Saturday Night Live has been an institution of late-night weekend watching for more than 40 years, and it seems that each generation of cast members has one or two standouts who make or break their respective seasons. Ever since she joined the cast in 2012, one of those standouts has been the great and inimitable Kate McKinnon. Unlike anyone else on the series, McKinnon has grown and developed her craft and has become the one female comedian everyone tunes in to see. Looking at her career, it's easy to understand why.
McKinnon has made a career of impersonating other celebrities. She does it so well she's become an institution of her own having gone so far as to become Hillary Clinton on stage, which is one of McKinnon's best impressions. With her work on SNL, McKinnon has managed to create a successful voice-acting, feature film-leading, book reading, and everything else in Hollywood career that few current and former cast members could hope to emulate.
What makes this New York native such an amazing entertainer who is easily one of the best SNL cast members ever?
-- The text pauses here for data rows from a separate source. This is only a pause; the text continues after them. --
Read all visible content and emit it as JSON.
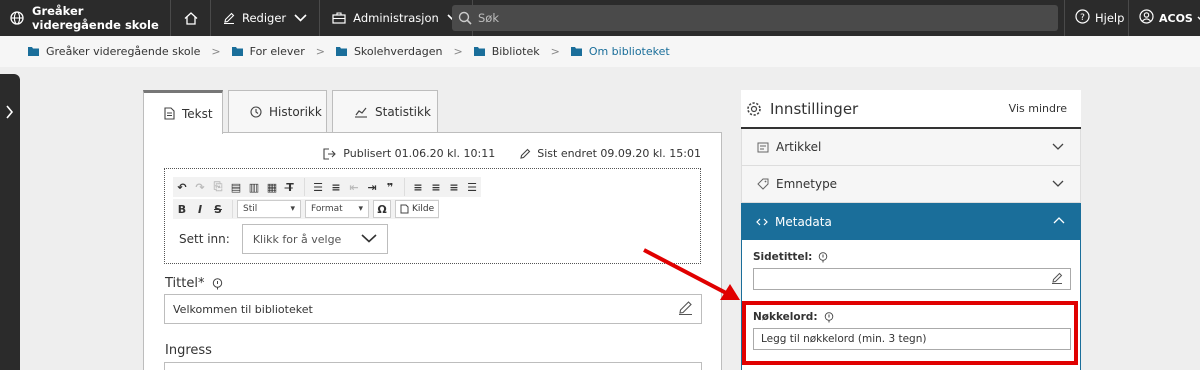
{
  "topbar": {
    "site_name": "Greåker videregående skole",
    "edit_label": "Rediger",
    "admin_label": "Administrasjon",
    "search_placeholder": "Søk",
    "help_label": "Hjelp",
    "user_label": "ACOS"
  },
  "breadcrumb": [
    "Greåker videregående skole",
    "For elever",
    "Skolehverdagen",
    "Bibliotek",
    "Om biblioteket"
  ],
  "tabs": [
    "Tekst",
    "Historikk",
    "Statistikk"
  ],
  "editor": {
    "published": "Publisert 01.06.20 kl. 10:11",
    "last_changed": "Sist endret 09.09.20 kl. 15:01",
    "style_combo": "Stil",
    "format_combo": "Format",
    "source_button": "Kilde",
    "insert_label": "Sett inn:",
    "insert_select": "Klikk for å velge",
    "title_label": "Tittel*",
    "title_value": "Velkommen til biblioteket",
    "ingress_label": "Ingress"
  },
  "settings": {
    "title": "Innstillinger",
    "show_less": "Vis mindre",
    "sections": [
      "Artikkel",
      "Emnetype",
      "Metadata"
    ],
    "page_title_label": "Sidetittel:",
    "page_title_value": "",
    "keywords_label": "Nøkkelord:",
    "keywords_placeholder": "Legg til nøkkelord (min. 3 tegn)"
  },
  "colors": {
    "topbar": "#2b2b2b",
    "accent": "#1a6e9a",
    "highlight": "#e00000"
  }
}
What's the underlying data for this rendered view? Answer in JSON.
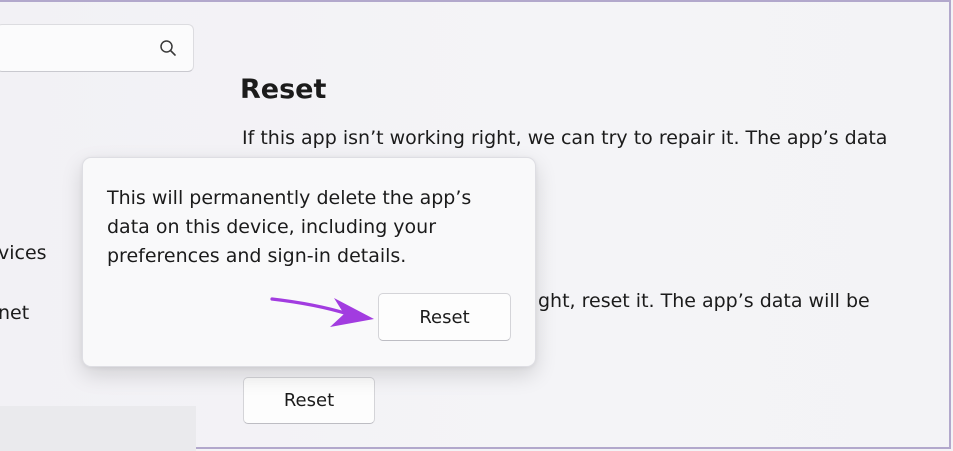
{
  "sidebar": {
    "search_icon": "search-icon",
    "items": [
      {
        "label": "vices"
      },
      {
        "label": "net"
      }
    ]
  },
  "main": {
    "section_title": "Reset",
    "repair_description_line1": "If this app isn’t working right, we can try to repair it. The app’s data",
    "reset_description_line1_visible": "ght, reset it. The app’s data will be",
    "reset_button_label": "Reset"
  },
  "flyout": {
    "message_lines": [
      "This will permanently delete the app’s",
      "data on this device, including your",
      "preferences and sign-in details."
    ],
    "confirm_button_label": "Reset"
  },
  "annotation": {
    "arrow_color": "#a23ce0",
    "arrow_icon": "arrow-right-icon"
  },
  "colors": {
    "background": "#f3f3f6",
    "flyout_background": "#f9f9fa",
    "border_accent": "#b2a8cc"
  }
}
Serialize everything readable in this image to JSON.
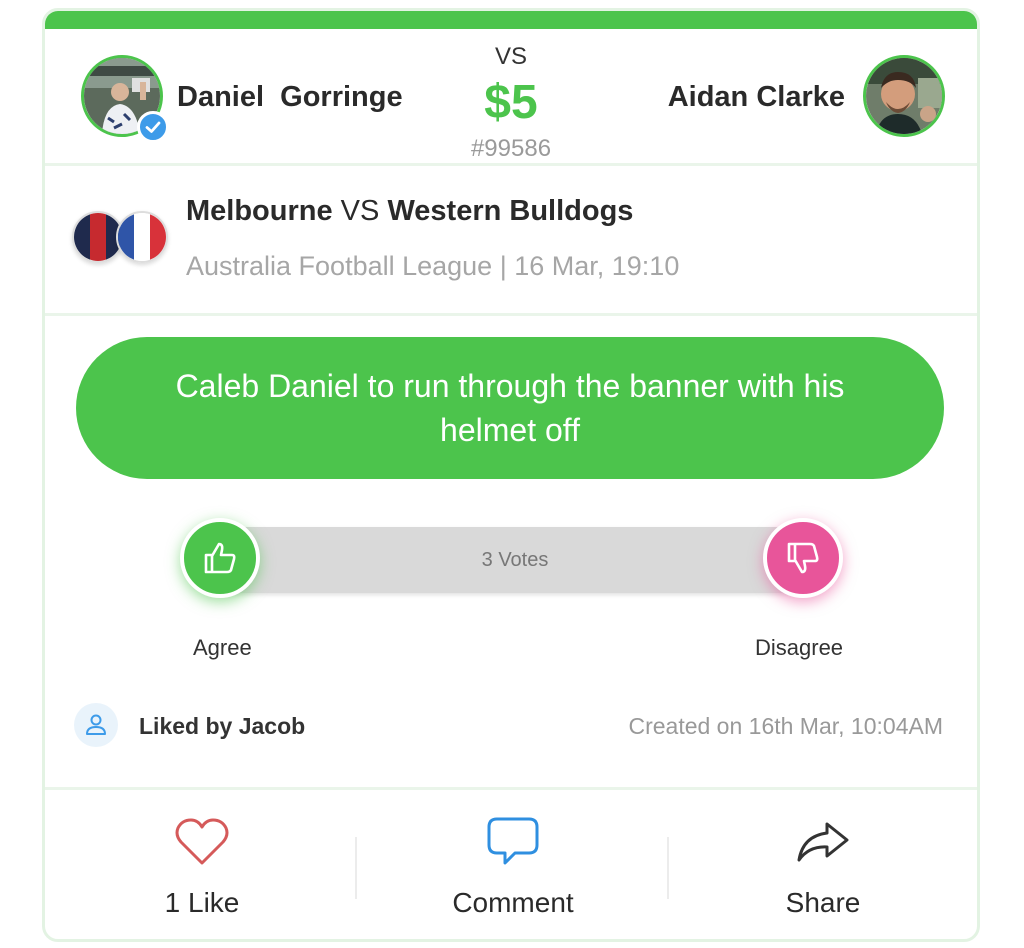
{
  "header": {
    "left_player": {
      "name": "Daniel  Gorringe",
      "verified": true
    },
    "right_player": {
      "name": "Aidan Clarke"
    },
    "vs_label": "VS",
    "amount": "$5",
    "bet_id": "#99586"
  },
  "match": {
    "home_team": "Melbourne",
    "vs_text": " VS ",
    "away_team": "Western Bulldogs",
    "subtitle": "Australia Football League | 16 Mar, 19:10"
  },
  "prediction": {
    "text": "Caleb Daniel to run through the banner with his helmet off"
  },
  "votes": {
    "count_label": "3 Votes",
    "agree_label": "Agree",
    "disagree_label": "Disagree"
  },
  "meta": {
    "liked_by": "Liked by Jacob",
    "created": "Created on 16th Mar, 10:04AM"
  },
  "actions": {
    "like_label": "1 Like",
    "comment_label": "Comment",
    "share_label": "Share"
  },
  "colors": {
    "accent": "#4cc44c",
    "disagree": "#e8559a",
    "verified": "#3d9be9"
  }
}
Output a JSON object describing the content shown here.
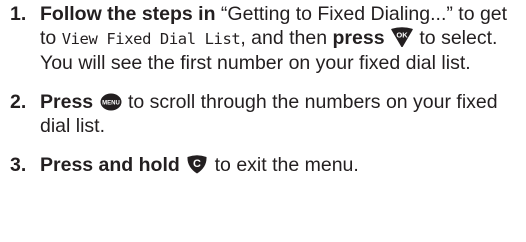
{
  "steps": [
    {
      "number": "1.",
      "part1_bold": "Follow the steps in",
      "part2": " “Getting to Fixed Dialing...” to get to ",
      "menu_item": "View Fixed Dial List",
      "part3": ", and then ",
      "part4_bold": "press",
      "icon": "ok-key-icon",
      "icon_label": "OK",
      "part5": " to select. You will see the first number on your fixed dial list."
    },
    {
      "number": "2.",
      "part1_bold": "Press",
      "icon": "menu-key-icon",
      "icon_label": "MENU",
      "part2": " to scroll through the numbers on your fixed dial list."
    },
    {
      "number": "3.",
      "part1_bold": "Press and hold",
      "icon": "c-key-icon",
      "icon_label": "C",
      "part2": " to exit the menu."
    }
  ],
  "colors": {
    "text": "#231f20",
    "key": "#231f20",
    "key_label": "#ffffff"
  }
}
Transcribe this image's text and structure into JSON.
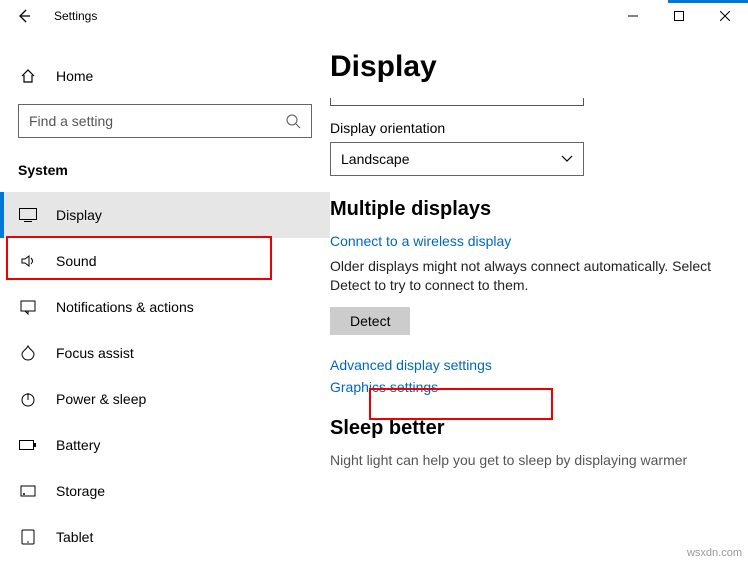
{
  "window": {
    "title": "Settings"
  },
  "sidebar": {
    "home_label": "Home",
    "search_placeholder": "Find a setting",
    "heading": "System",
    "items": [
      {
        "label": "Display"
      },
      {
        "label": "Sound"
      },
      {
        "label": "Notifications & actions"
      },
      {
        "label": "Focus assist"
      },
      {
        "label": "Power & sleep"
      },
      {
        "label": "Battery"
      },
      {
        "label": "Storage"
      },
      {
        "label": "Tablet"
      }
    ]
  },
  "main": {
    "title": "Display",
    "orientation_label": "Display orientation",
    "orientation_value": "Landscape",
    "multiple_heading": "Multiple displays",
    "connect_link": "Connect to a wireless display",
    "detect_hint": "Older displays might not always connect automatically. Select Detect to try to connect to them.",
    "detect_button": "Detect",
    "advanced_link": "Advanced display settings",
    "graphics_link": "Graphics settings",
    "sleep_heading": "Sleep better",
    "sleep_text": "Night light can help you get to sleep by displaying warmer"
  },
  "watermark": "wsxdn.com"
}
Looking back through her time on the show and what led up to it, it's no wonder Kate McKinnon became one of the greatest all-time comedians on Saturday Night Live.
Kate McKinnon is the first openly gay woman to star on SNL, and that title has a lot to do with her youth and television. Around the same time she was introduced to SNL at the age of 12, she watched Gillian Anderson on The X-Files, which gave her a "physiological reaction" helping her understand her sexuality. Years later, she would go on to appear alongside Anderson in the film The Spy Who Shagged Me.
McKinnon has never been shy about her sexuality, and was well-known in the LGBTQ+ community long before making her way to SNL. She appeared in 23 episodes of The Big Gay Sketch Show between 2007 and 2010 before achieving her dream and becoming a cast member on SNL. While she is the first openly gay female cast member, she isn't the first to star on the series. Though they weren't as open as McKinnon, both Terry Sweeney and Danitra Vance predated McKinnon in that capacity on SNL.
Bill Hader has been one of SNL's primary players for years, which made him one of the people McKinnon had to impress when she auditioned for the show's 38th season. Lorne Michaels has a standing rule that nobody is allowed to laugh during a prospective cast member's audition, but Hader famously broke that rule while McKinnon was performing.
When he was interviewed on The Ellen Show, Hader explained that during McKinnon's audition, "I started laughing so hard they were like, get the hell out of here!" Hader was kicked out of room, which must have been a good sign for up and coming star McKinnon at the time.
Like any talented actor or actress who works hard in the industry, McKinnon has been awarded numerous times for her entertaining portrayals of various people and characters. Throughout her stay on SNL, she has been honored twice with the Emmy Award for Outstanding Supporting Actress in a Comedy Series. While this is an amazing achievement, it didn't come without controversy.
When McKinnon was awarded the Emmy in 2017, her acceptance speech was cut off before she could finished. The orchestra kicked in just as she said, "Being part of this season of Saturday Night Live is the most meaningful thing I will ever do. Congratulations to our incredible cast..."
The break came as she was just about to name Hillary Clinton, the woman who inspired her most famous impersonation. Despite this acceptance speech snag, her win was an incredible achievement and her second Emmy two years in a row.
Despite being the front-runner for most of the 2016 election, Hillary Clinton lost to Donald Trump, and a short time after the election ended, Clinton published a book titled, What Happened?. Just after the election came to an end, SNL did its thing and McKinnon reprised her role as Clinton once more to sing the song "Hallelujah" during the show's election week cold open.
Clinton then commented on that performance in her book writing:
On the Saturday after the election, I turned on Saturday Night Live and watched Kate McKinnon open the show with her impression of me one more time. She sat at a grand piano and played 'Hallelujah,' the hauntingly beautiful song by Leonard Cohen, who had died days before. As she sang, it seemed like she was fighting back tears. Listening, so was I.
McKinnon told Jimmy Fallon that she was listening to Clinton's audiobook and freaked out as she heard herself mentioned.